Provided data START

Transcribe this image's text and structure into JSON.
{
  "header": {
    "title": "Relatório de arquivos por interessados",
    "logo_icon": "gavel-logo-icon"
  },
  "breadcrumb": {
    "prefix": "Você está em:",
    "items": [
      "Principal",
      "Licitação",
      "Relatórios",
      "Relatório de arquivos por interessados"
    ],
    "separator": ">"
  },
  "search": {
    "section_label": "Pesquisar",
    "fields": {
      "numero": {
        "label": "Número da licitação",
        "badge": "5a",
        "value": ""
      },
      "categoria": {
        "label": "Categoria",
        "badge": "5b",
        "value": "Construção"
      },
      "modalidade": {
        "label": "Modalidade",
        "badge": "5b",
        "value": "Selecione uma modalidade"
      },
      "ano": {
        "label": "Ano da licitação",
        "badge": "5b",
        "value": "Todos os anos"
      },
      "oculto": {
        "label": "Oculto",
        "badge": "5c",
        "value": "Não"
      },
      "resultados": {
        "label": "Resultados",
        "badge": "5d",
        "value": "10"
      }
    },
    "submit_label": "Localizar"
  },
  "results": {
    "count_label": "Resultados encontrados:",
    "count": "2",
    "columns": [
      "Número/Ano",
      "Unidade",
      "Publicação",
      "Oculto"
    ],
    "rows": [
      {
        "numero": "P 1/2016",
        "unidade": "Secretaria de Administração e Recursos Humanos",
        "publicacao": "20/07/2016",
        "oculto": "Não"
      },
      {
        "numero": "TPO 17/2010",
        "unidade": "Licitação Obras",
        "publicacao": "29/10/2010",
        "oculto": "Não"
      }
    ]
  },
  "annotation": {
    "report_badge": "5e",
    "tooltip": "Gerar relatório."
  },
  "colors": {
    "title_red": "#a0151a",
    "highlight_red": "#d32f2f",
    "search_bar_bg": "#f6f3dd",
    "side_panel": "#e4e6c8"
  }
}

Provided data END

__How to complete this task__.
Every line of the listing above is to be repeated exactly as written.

__Problem solution__.
Transcribe this image's text and structure into JSON.
{
  "header": {
    "title": "Relatório de arquivos por interessados",
    "logo_icon": "gavel-logo-icon"
  },
  "breadcrumb": {
    "prefix": "Você está em:",
    "items": [
      "Principal",
      "Licitação",
      "Relatórios",
      "Relatório de arquivos por interessados"
    ],
    "separator": ">"
  },
  "search": {
    "section_label": "Pesquisar",
    "fields": {
      "numero": {
        "label": "Número da licitação",
        "badge": "5a",
        "value": ""
      },
      "categoria": {
        "label": "Categoria",
        "badge": "5b",
        "value": "Construção"
      },
      "modalidade": {
        "label": "Modalidade",
        "badge": "5b",
        "value": "Selecione uma modalidade"
      },
      "ano": {
        "label": "Ano da licitação",
        "badge": "5b",
        "value": "Todos os anos"
      },
      "oculto": {
        "label": "Oculto",
        "badge": "5c",
        "value": "Não"
      },
      "resultados": {
        "label": "Resultados",
        "badge": "5d",
        "value": "10"
      }
    },
    "submit_label": "Localizar"
  },
  "results": {
    "count_label": "Resultados encontrados:",
    "count": "2",
    "columns": [
      "Número/Ano",
      "Unidade",
      "Publicação",
      "Oculto"
    ],
    "rows": [
      {
        "numero": "P 1/2016",
        "unidade": "Secretaria de Administração e Recursos Humanos",
        "publicacao": "20/07/2016",
        "oculto": "Não"
      },
      {
        "numero": "TPO 17/2010",
        "unidade": "Licitação Obras",
        "publicacao": "29/10/2010",
        "oculto": "Não"
      }
    ]
  },
  "annotation": {
    "report_badge": "5e",
    "tooltip": "Gerar relatório."
  },
  "colors": {
    "title_red": "#a0151a",
    "highlight_red": "#d32f2f",
    "search_bar_bg": "#f6f3dd",
    "side_panel": "#e4e6c8"
  }
}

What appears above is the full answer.